[WORK REQUEST]: The answer must be every line from the listing that holds the string "vrijednosti".

=== INPUT DATA ===

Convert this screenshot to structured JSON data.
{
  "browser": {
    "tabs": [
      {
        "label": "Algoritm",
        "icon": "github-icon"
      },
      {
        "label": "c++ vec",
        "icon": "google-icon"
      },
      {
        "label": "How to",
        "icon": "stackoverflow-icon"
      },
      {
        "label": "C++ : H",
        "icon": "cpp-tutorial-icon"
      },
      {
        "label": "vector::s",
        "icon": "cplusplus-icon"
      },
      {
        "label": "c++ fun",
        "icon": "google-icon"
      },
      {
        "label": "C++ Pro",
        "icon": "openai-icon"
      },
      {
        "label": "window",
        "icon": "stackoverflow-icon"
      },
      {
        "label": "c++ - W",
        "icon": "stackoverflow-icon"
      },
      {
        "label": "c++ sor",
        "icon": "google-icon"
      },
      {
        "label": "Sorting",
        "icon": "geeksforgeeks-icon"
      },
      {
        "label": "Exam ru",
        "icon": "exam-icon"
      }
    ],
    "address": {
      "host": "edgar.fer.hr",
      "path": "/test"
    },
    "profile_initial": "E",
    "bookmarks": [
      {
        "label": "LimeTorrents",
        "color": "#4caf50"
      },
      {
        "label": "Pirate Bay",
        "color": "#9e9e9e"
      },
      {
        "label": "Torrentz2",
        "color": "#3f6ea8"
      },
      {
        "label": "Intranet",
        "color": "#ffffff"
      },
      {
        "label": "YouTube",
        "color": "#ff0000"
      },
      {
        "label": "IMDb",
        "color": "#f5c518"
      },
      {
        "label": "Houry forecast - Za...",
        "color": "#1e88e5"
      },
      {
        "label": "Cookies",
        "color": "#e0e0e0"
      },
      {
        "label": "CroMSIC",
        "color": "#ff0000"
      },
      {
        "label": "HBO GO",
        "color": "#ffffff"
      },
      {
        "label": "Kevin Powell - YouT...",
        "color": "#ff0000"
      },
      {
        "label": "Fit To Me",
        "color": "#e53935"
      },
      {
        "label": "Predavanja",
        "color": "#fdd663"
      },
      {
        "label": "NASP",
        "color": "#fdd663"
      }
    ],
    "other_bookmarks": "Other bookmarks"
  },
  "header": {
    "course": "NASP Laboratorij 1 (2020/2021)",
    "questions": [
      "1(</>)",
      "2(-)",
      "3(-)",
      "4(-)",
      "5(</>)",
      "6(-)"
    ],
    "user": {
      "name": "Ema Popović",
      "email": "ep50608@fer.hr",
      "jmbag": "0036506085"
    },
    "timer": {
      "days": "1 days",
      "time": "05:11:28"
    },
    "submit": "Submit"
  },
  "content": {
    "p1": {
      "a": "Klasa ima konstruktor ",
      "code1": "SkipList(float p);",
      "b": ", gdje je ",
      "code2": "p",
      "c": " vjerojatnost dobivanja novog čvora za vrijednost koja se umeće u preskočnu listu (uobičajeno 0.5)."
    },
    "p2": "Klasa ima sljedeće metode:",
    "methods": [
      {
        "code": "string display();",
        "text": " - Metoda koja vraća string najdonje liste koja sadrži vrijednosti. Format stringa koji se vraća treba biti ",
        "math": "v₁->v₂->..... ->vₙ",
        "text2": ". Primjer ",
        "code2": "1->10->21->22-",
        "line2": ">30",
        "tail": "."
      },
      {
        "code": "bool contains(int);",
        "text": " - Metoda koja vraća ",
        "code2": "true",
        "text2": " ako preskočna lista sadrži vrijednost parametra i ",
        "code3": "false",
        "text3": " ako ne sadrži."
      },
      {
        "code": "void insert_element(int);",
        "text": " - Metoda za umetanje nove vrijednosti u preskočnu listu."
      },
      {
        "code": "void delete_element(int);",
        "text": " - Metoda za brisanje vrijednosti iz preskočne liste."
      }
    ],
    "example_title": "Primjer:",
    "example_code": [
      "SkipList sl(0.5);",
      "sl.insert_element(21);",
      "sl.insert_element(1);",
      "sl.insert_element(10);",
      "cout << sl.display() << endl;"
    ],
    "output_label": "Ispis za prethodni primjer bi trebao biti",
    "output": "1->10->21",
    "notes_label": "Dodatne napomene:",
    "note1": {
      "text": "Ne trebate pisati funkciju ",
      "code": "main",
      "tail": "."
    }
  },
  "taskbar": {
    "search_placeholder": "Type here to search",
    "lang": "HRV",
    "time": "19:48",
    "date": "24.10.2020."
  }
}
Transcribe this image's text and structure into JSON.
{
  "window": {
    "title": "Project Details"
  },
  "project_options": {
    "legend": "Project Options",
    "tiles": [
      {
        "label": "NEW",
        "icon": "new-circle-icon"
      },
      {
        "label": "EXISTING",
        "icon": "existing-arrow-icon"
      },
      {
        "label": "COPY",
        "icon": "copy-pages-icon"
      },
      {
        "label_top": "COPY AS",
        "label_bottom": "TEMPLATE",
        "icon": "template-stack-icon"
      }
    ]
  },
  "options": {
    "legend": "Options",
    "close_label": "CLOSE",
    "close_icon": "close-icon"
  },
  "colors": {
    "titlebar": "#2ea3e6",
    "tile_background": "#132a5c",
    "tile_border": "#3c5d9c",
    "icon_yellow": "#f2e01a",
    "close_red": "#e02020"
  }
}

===

[TASK OUTPUT]:
        "text": " - Metoda koja vraća string najdonje liste koja sadrži vrijednosti. Format stringa koji se vraća treba biti ",
        "text": " - Metoda za umetanje nove vrijednosti u preskočnu listu."
        "text": " - Metoda za brisanje vrijednosti iz preskočne liste."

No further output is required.